The thinking behind adding the extra step of Bluetooth activation is it turns items with a high resale value from an “easy score” to something more troublesome. The other added benefit is Home Depot can avoid having to keep these items in locked display cases.
There’s no denying that retail theft is a problem. A 2020 National Retail Federation survey found organized retail crime costs more than $700,000 per $1 billion in sales.
However, adding connectivity to devices often opens the door to some unintended consequences. For starters, a lot will depend on how sophisticated this method is—and how easy it is to crack. As Hackaday points out, this is pretty pointless if it can be dismantled by a large magnet. It sounds like Home Depot is hoping the inconvenience is what deters criminals—but when has that ever stopped them from finding ways around built-in security measures? More worryingly, it also raises the question of what happens if and when a legitimate customer decides to resell a power tool? Does that then mean you have to transfer registration or risk bricking your device?
This calls to mind the time Sonos offered discounts to customers trading in older devices. To take advantage of the recycling program, users would have to completely brick their devices before dropping them off at an e-waste recycling center. At the time, Sonos said the move was meant to protect their customers’ security, but it actually ended up forcing recycling centers to strip perfectly useable hardware as they could no longer be refurbished and resold. Sonos later backtracked on the policy after customer backlash.
What Home Depot’s doing here isn’t an exact 1:1, but it is similar in that adds new restrictions to what was previously a simple transaction.
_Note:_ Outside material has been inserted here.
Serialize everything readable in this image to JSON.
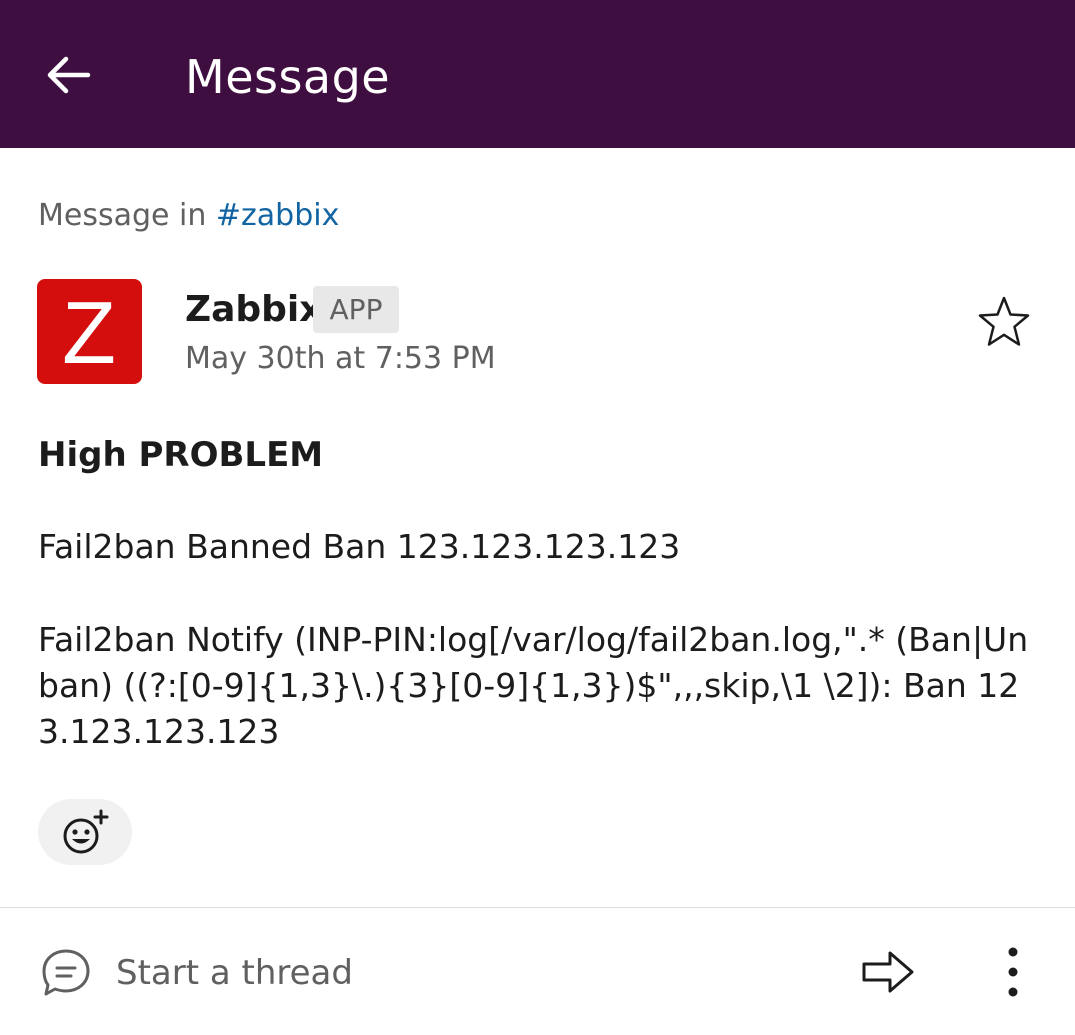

Right now, there are a lot of unanswered questions should this pilot program turn out to be successful. For instance, does this only apply to tools bought in brick-and-mortar shops, or does it also affect tools bought online? If so, does that mean you have to go out of your way to go to a Home Depot to activate something you bought online? (Ideally not, because you have to complete a transaction before an online order is shipped to you.) On the one hand, it may help in preventing stolen items from being re-sold online to unsuspecting consumers. On the other, it could end up like HP’s disastrous “free ink for life” plan, or when the company added security chips to cartridges in a bid to prevent consumers from using cheaper third-party options.
Pilot programs don’t always work out, or if they do, the end result might look dramatically different. However, there are reasons for consumers to be wary. We’ve seen this play out before. Companies introduce this kind of mechanism in the name of security, only for it to turn into a subscription-based model that limits options a few years down the line. It’s too early to tell, but usually adding “smart” functions to previously dumb devices is a gateway for planned obsolescence. It doesn’t have to end that way, and hopefully, Home Depot’s pilot program avoids this trap. After all, the last thing anyone wants is permission to use power tools they supposedly paid to “own.”